The 2020 season will be remembered for many reasons, but one of those reasons was the short nature – just 60 games. With a sample size of just two months, some players had big swings in their “first half” and “second half”. When you’re talking about just two months, though, those things often go unnoticed in a normal 162-game season. For Shogo Akiyama, though, the down, then up, wasn’t just a typical “good month/bad month” – there was a concerted effort to change what he was doing at the plate.
“I think the biggest takeaway from the season was how I was taking my timing, I was able to see the ball better in the second half after that,” said Akiyama through interpreter Luke Shinoda. “It was obviously the biggest change I had in my career, but I’m glad it turned out well.”

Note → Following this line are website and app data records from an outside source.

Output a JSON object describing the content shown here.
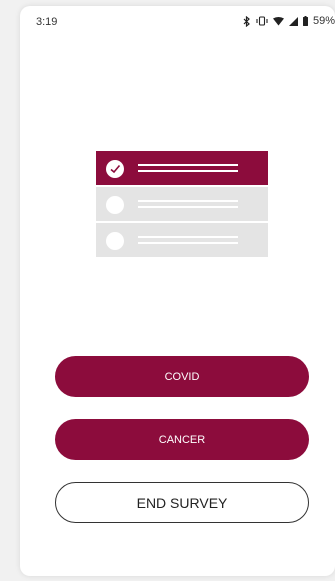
{
  "status_bar": {
    "time": "3:19",
    "battery_percent": "59%",
    "icons": [
      "bluetooth-icon",
      "vibrate-icon",
      "wifi-icon",
      "signal-icon",
      "battery-icon"
    ]
  },
  "illustration": {
    "rows": [
      {
        "selected": true
      },
      {
        "selected": false
      },
      {
        "selected": false
      }
    ]
  },
  "buttons": {
    "covid_label": "COVID",
    "cancer_label": "CANCER",
    "end_survey_label": "END SURVEY"
  },
  "colors": {
    "accent": "#8c0c3c",
    "row_inactive": "#e4e4e4",
    "background": "#ffffff"
  }
}
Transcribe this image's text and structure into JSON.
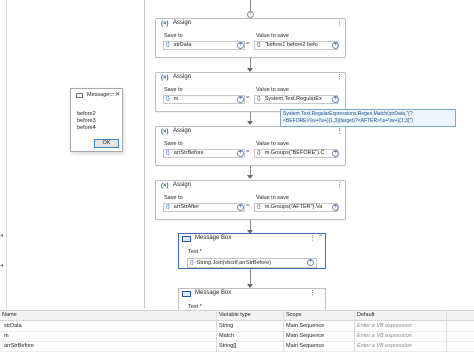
{
  "canvas": {
    "assigns": [
      {
        "title": "Assign",
        "save_to_label": "Save to",
        "value_label": "Value to save",
        "save_to": "strData",
        "value": "\"before1 before2 befo"
      },
      {
        "title": "Assign",
        "save_to_label": "Save to",
        "value_label": "Value to save",
        "save_to": "m",
        "value": "System.Text.RegularEx"
      },
      {
        "title": "Assign",
        "save_to_label": "Save to",
        "value_label": "Value to save",
        "save_to": "arrStrBefore",
        "value": "m.Groups(\"BEFORE\").C"
      },
      {
        "title": "Assign",
        "save_to_label": "Save to",
        "value_label": "Value to save",
        "save_to": "arrStrAfter",
        "value": "m.Groups(\"AFTER\").Va"
      }
    ],
    "tooltip": "System.Text.RegularExpressions.Regex.Match(strData,\"(?<BEFORE>\\\\w+\\\\s+){1,3}(target)?<AFTER>\\\\s+\\\\w+){1,3}\")",
    "message_boxes": [
      {
        "title": "Message Box",
        "text_label": "Text *",
        "text_value": "String.Join(vbcrlf,arrStrBefore)"
      },
      {
        "title": "Message Box",
        "text_label": "Text *"
      }
    ],
    "field_icon_glyph": "{}",
    "add_glyph": "+",
    "more_glyph": "⋮",
    "collapse_glyph": "⌃"
  },
  "dialog": {
    "title": "Message...",
    "minimize_glyph": "—",
    "close_glyph": "✕",
    "lines": [
      "before2",
      "before3",
      "before4"
    ],
    "ok_label": "OK"
  },
  "variables": {
    "headers": [
      "Name",
      "Variable type",
      "Scope",
      "Default"
    ],
    "rows": [
      {
        "name": "strData",
        "type": "String",
        "scope": "Main Sequence",
        "default": "Enter a VB expression"
      },
      {
        "name": "m",
        "type": "Match",
        "scope": "Main Sequence",
        "default": "Enter a VB expression"
      },
      {
        "name": "arrStrBefore",
        "type": "String[]",
        "scope": "Main Sequence",
        "default": "Enter a VB expression"
      }
    ]
  },
  "colors": {
    "accent": "#2b579a",
    "selected_border": "#3f6fb2",
    "tooltip_bg": "#eef6fd"
  }
}
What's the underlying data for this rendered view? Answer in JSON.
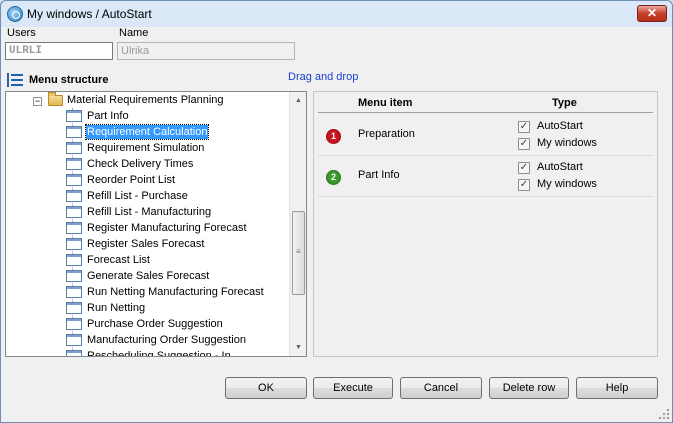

In the first 30 games of the Cincinnati Reds season, Shogo Akiyama hit just .195/.279/.247 with eight walks and 20 strikeouts in 86 plate appearances. Over the final 30 games of the season he went out and hit .295/.427/.346 with 17 walks and just 14 strikeouts in 97 plate appearances.
Looking at the two splits two things are quite apparent: The plate discipline and approach were quite a bit different – walks were up and strikeouts were down, both significantly, in the second half. And that, even with the improved approach/outcomes, there was no power at all in either half as his isolated power (SLG-AVG) was just .052 and .051. He hit zero home runs in his rookie season after hitting 25, 24, and 20 in each of his final three seasons while playing for the Seibu Lions in Japan.
In early January we wrote about how Shogo Akiyama spoke on a television show in Japan that one thing he was focusing on was trying to hit for more power in 2021. The outfielder spoke about that once again on Monday while in Goodyear, also noting that he was training with more emphasis against velocity he’ll see in the Major Leagues.
“Yeah, definitely I felt that change in velocity that wasn’t there was in Japan,” said Akiyama. “During the offseason, I was swinging and imagining that the velo was there from a Major League level pitcher. I value each swing more with power compared to where I used to focus more on contact and the shape of the swing. Just looking into spring training I just hope I can produce results moving forward.”
Reds to honor Joe Morgan with #8 patch
While the postseason was taking place in 2020 the Cincinnati Reds and Major League Baseball lost one of the bet players to ever put on a jersey when Joe Morgan passed away at the age of 77. The Reds will be honoring Morgan this year with a #8 patch on their sleeves.
— Redleg Nation (@redlegnation) February 22, 2021